Clickbait Media Uses Bitcoin and Russia to Pump Headlines Again

Another telling statement recently came from the chairman of the parliamentary Financial Markets Committee, Anatoly Aksakov. No one is going to ban Bitcoin in Russia, he said. His main concern was that if crypto holders are pushed against the wall by the state, they will revert back to investing in the U.S. dollar. The legislation on digital financial assets the State Duma is about to adopt on second reading in February will simply not mention cryptocurrency at all – a decision that reflects Putin’s own admission that “cryptocurrency is something that goes beyond national borders.”

It seems that anyone who thinks Russia will fully embrace Bitcoin doesn’t know Russia very well, and anyone who thinks Russia will completely ban Bitcoin doesn’t know Russia enough. In the end, Russia may decide to treat Bitcoin like Snowden: we didn’t want you here but since you’ve come, you can stay and do your thing.
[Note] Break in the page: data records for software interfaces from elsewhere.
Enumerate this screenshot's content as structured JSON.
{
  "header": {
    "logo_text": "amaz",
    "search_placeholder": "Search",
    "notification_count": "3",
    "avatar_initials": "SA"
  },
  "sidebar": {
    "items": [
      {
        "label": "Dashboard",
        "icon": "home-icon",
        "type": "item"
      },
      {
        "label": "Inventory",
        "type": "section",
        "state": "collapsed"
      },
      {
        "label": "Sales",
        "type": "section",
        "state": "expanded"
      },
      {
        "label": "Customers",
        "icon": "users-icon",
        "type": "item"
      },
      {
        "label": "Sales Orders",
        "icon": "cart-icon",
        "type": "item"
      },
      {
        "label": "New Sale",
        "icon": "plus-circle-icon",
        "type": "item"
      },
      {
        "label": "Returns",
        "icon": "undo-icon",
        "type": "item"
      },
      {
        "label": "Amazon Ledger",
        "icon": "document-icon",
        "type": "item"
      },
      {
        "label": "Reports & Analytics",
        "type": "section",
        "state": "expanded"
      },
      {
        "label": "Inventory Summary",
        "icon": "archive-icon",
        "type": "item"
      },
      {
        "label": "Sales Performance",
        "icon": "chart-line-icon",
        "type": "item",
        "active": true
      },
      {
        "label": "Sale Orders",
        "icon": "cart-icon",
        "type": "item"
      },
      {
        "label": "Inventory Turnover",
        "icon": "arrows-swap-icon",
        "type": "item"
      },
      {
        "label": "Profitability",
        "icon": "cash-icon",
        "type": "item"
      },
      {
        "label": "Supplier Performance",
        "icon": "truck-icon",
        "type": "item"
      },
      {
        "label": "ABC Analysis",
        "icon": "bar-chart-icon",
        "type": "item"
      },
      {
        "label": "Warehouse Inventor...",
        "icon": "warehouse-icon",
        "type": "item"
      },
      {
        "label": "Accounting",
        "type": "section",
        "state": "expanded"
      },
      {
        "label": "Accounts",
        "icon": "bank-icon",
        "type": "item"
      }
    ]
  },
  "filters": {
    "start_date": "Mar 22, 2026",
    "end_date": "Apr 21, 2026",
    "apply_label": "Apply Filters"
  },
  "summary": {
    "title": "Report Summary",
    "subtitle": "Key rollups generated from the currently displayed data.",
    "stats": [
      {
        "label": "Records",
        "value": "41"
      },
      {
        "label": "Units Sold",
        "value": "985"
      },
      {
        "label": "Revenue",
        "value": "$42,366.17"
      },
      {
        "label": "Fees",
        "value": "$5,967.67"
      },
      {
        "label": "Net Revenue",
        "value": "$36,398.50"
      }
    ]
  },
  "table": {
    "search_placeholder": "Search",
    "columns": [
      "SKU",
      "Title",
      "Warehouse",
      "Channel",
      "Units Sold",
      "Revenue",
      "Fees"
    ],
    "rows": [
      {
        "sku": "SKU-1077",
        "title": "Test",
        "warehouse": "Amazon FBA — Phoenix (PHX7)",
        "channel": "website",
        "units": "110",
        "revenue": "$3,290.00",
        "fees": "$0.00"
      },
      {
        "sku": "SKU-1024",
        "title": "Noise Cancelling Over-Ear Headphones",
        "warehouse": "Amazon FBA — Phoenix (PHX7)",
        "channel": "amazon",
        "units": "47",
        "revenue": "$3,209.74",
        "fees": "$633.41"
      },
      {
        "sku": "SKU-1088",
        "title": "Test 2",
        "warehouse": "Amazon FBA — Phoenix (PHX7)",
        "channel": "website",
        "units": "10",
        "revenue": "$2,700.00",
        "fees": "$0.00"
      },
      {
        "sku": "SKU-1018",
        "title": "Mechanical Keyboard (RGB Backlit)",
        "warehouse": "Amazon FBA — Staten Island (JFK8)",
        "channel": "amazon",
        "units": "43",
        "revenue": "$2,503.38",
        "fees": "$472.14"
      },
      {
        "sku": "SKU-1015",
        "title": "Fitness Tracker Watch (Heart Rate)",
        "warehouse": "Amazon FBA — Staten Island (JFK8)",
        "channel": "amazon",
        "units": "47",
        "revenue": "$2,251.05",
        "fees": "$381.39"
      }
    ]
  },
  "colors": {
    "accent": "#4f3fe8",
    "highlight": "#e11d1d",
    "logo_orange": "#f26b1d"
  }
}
And of course, we don’t want you to harm the interests of “our American partners.”

‘Misunderestimating’ Russia

Misunderstanding, underestimating, and most often misinterpreting Russia remains a common mistake, as the following video humorously conveys:

Sadly, the case of “Kremlin economist” Vladislav Ginko won’t be the last time that mainstream media is badly wrong about Russia – or about Bitcoin.

Do you think Russia will invest in bitcoin, and if so, do you expect Moscow to officially admit it? Share your thoughts on the subject in the comments section below.


Images courtesy of Shutterstock.


OP-ed disclaimer: This is an Op-ed article. The opinions expressed in this article are the author’s own. Bitcoin.com does not endorse nor support views, opinions or conclusions drawn in this post. Bitcoin.com is not responsible for or liable for any content, accuracy or quality within the Op-ed article. Readers should do their own due diligence before taking any actions related to the content. Bitcoin.com is not responsible, directly or indirectly, for any damage or loss caused or alleged to be caused by or in connection with the use of or reliance on any information in this Op-ed article.

Tags in this story
Articles, Bitcoin, Cryptocurrency, Economist, Ginko, headlines, Investments, Media, Moscow, N-Featured, publications, Putin, reserves, restrictions, Russia, Sanctions, the Kremlin, US
Related
Doing What You Want With Your Money Is a Fundamental Right

Since the birth of Bitcoin, crusaders fighting for the separation of money and state discovered a new payment tool that… read more.

The Push to Kill Cash – Australia's Proposed Ban Shows It's Not Conspiracy Theory

The supposed coordination of governments and tech companies to create a one-world, cashless society is often viewed as little more… read more.

Lubomir Tassev

Lubomir Tassev is a journalist from tech-savvy Bulgaria, which sometimes finds itself at the forefront of advances it cannot easily afford. Quoting Hitchens, he says: ”Being a writer is what I am, rather than what I do.“ International politics and economics are two other sources of inspiration.